Sketch comedy in Madison has its own storied history, and a current incarnation can be found upstairs at Genna's Lounge once every month or so. Full Nelson-Reilly, the brainchild of Sean McKenna, Jay Moran and Anthony Wood, performs scripted sketches in the guise of live, old-time radio. A recent show included a spoof of This American Life, complete with an over-the-top Ira Glass impersonation about, yes, auto-fellatio.
With all of the options for live comedy springing up around town, plus several Madison comedians gaining notoriety out of town and through the Internet, people agree that the time feels right for Madison comedy to finally come into its own.
"The inspiration and experimentation level around here have been very vibrant lately," Waldron says. "There are some weird ideas being tossed around that I'm really excited about, and if any of them show up in some events, I think we're looking at the beginnings of a great alternative comedy community here in Madison."
Talaga agrees. "I feel like comedians have come out of their shell a little bit and have been more willing to mix it up."
Regular venues, performance troupes, viral videos and all the rest help to create success, but ultimately success is about the hard work and perseverance of the people involved. After years of residing in the shadows of the Madison arts community, the comedians are ready for their close-ups.
Funny in Madison and beyond
You can catch Madison comedians plying their trade around town on almost every night of the week. But hometown talents have also seen success further afield.
Under the banner of Blame Society Productions, Matt Sloan and Aaron Yonda's Internet series "Chad Vader" won the George Lucas Selects award at the 2007 Star Wars Fan Movie Challenge. Sloan was later asked to provide the voice of Darth Vader for the LucasArts video game Star Wars: The Force Unleashed.

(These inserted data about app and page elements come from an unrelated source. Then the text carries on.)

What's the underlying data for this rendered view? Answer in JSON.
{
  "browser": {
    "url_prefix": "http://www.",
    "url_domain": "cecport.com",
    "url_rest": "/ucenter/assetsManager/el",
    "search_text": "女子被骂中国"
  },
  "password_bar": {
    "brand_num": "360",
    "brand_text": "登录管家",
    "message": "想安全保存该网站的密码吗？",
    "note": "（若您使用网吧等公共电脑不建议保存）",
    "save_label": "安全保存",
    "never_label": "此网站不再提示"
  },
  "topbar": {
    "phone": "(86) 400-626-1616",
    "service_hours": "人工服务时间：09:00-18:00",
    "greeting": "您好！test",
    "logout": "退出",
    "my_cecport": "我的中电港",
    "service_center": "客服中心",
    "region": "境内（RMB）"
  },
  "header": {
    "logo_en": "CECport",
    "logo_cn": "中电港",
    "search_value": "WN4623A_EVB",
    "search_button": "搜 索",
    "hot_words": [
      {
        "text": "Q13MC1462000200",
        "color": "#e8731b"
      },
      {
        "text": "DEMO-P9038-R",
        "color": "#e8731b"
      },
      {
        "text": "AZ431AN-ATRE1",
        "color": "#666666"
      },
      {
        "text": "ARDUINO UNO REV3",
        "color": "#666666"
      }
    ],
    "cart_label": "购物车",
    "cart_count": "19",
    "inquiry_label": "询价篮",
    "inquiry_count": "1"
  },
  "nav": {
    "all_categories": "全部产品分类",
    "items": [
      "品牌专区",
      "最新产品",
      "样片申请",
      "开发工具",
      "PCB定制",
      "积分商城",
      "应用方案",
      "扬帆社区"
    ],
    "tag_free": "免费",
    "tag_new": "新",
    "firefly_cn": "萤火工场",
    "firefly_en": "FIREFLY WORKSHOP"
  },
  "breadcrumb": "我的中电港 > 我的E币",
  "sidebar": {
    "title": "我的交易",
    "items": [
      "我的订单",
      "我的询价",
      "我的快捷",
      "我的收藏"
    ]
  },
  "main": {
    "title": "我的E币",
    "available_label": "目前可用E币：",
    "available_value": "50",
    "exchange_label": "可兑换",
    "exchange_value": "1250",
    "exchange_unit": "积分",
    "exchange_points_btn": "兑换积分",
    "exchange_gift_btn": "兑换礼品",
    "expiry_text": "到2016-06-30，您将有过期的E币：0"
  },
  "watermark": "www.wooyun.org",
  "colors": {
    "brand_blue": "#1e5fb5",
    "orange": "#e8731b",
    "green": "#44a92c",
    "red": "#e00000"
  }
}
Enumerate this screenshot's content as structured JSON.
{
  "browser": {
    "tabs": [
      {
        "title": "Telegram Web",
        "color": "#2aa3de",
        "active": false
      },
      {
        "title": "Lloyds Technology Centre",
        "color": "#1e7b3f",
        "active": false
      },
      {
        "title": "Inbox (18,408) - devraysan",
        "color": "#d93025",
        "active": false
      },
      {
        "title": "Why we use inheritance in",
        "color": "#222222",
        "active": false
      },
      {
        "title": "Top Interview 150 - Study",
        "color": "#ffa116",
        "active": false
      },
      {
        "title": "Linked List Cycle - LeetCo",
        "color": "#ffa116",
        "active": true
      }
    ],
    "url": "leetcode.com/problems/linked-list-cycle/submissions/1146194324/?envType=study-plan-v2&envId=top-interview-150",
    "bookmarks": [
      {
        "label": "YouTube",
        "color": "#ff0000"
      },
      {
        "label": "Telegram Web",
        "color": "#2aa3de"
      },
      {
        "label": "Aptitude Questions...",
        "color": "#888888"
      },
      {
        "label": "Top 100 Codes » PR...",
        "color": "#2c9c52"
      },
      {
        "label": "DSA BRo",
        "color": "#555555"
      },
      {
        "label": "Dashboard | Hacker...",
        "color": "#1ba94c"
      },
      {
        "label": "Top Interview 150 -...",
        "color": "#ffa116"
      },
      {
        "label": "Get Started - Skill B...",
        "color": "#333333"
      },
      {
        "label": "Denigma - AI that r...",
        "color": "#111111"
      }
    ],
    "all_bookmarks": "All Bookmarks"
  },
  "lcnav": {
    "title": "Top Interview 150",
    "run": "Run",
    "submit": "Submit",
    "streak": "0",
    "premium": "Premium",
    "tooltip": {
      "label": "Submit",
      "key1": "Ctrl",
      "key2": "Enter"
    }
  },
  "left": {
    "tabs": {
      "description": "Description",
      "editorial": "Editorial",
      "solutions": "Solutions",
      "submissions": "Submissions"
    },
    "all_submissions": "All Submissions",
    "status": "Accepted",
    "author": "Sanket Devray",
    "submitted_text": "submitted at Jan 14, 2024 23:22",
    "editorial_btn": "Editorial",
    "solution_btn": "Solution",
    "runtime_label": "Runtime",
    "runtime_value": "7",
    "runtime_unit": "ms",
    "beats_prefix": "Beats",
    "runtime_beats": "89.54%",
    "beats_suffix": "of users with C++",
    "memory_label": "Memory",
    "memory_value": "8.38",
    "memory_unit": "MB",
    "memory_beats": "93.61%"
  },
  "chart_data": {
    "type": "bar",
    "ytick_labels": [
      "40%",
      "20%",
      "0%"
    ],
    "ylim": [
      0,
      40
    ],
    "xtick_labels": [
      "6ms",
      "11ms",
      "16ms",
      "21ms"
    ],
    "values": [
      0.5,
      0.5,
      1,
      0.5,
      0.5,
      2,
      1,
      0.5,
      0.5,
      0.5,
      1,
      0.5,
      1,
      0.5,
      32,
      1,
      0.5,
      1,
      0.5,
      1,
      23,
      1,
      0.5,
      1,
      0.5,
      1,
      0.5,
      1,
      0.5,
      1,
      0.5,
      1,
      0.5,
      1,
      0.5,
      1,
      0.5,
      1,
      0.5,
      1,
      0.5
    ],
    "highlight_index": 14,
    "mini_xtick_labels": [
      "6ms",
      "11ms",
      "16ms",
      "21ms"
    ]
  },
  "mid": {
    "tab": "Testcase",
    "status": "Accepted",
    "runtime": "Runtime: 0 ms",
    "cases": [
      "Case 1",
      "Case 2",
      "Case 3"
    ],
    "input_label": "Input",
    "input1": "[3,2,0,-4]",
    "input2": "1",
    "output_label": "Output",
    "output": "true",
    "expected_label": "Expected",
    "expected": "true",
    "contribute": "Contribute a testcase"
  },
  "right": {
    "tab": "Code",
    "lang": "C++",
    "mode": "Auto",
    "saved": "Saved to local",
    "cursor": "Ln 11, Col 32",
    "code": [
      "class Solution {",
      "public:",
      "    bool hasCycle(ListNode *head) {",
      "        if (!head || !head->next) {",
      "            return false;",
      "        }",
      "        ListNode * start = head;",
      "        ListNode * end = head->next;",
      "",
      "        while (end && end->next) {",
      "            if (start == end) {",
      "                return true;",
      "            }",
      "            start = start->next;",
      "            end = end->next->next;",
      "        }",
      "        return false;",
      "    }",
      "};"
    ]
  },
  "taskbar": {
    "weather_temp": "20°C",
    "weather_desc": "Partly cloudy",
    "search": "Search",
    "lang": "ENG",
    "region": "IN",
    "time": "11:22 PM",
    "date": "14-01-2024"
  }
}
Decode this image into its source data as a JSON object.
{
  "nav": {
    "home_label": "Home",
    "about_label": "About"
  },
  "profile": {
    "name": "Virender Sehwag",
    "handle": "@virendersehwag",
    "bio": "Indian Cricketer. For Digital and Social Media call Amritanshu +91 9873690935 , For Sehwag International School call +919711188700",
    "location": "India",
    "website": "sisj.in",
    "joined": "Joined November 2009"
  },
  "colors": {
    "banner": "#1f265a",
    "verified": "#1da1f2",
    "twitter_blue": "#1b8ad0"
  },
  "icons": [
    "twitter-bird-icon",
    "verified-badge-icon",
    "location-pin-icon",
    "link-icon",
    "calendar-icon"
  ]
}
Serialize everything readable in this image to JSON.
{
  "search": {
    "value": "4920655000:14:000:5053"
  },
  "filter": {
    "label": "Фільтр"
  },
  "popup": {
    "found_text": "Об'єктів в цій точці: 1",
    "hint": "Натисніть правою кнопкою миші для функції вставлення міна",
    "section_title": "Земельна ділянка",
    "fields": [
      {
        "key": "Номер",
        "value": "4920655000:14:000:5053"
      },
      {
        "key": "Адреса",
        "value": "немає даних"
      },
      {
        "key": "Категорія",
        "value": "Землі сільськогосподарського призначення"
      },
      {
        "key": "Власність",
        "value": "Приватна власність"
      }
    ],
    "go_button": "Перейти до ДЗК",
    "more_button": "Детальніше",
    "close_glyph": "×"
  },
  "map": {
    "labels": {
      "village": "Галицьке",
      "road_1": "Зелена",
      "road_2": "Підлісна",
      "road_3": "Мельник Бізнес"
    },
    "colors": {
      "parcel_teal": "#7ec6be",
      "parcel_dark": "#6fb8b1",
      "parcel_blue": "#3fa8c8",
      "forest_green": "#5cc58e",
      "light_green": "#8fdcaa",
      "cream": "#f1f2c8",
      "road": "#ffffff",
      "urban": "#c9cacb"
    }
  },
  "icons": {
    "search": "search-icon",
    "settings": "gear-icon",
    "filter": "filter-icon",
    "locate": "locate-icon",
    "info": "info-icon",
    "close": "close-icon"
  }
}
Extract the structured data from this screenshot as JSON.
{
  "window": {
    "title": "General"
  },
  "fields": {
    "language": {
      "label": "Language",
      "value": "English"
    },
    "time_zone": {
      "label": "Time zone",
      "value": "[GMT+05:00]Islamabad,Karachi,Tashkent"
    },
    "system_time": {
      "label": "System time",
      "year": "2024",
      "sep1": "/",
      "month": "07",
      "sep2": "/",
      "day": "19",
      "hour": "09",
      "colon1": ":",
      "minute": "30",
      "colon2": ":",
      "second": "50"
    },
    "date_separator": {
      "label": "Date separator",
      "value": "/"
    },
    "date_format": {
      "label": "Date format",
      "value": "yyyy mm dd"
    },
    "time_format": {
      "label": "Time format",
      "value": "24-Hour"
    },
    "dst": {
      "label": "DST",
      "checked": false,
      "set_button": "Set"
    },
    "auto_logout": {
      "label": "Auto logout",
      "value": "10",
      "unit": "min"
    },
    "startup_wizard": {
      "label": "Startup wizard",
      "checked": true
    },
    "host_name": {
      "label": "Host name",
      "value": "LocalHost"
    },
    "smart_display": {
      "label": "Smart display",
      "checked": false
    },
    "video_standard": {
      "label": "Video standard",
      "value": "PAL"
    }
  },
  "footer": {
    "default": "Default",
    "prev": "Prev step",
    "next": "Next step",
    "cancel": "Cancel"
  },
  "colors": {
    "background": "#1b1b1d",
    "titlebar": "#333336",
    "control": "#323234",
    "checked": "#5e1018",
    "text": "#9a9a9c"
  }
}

Episode 9 of "Chad Vader"'s second season is due out by the end of October, Sloan says, and a season 2 DVD will be available for the holidays.
Randy Chestnut was asked to perform for the first two Comics Come Home standup events co-sponsored by Comedy Central, with proceeds going to benefit the Chris Farley Foundation. Farley, who died from a drug overdose in 1997, was born and raised in Madison before going on to major success as a cast member on Saturday Night Live and in several motion pictures.
Getting his start alongside the likes of Farley and Joan Cusack at Madison's Ark Improvisational Theater, comedian David Gray enjoyed a degree of success before his death in 2002. He was featured several times on ABC's America's Funniest People and opened for a number of big names, such as Adam Sandler.
Busy Chicago-based comedian Kevin Bozeman is from Madison, and every year he returns for his Turkey Day Eve Comedy Bash. Catch the show on Nov. 26 this year at the Comedy Club on State.
Get your funny on
Monkey Business Institute
Glass Nickel-Atwood, 2916 Atwood Ave., Fridays, 8 pm
Atlas Improv Company
Electric Earth Cafe, 546 W. Washington Ave., Saturdays, 8 & 10 pm
The Dan Potacke Show
Frequency, 121 W. Main St., Monday, Oct. 26, 6:30 pm
Madison Comedy Collective Open Mike
Comedy Club on State, 202 State St., Wednesdays, 8:30 pm
The Comedy Club on State also hosts touring and local comedians every weekend. Adam Waldron appears with Mike Schmidt and Brian Green on Oct. 29.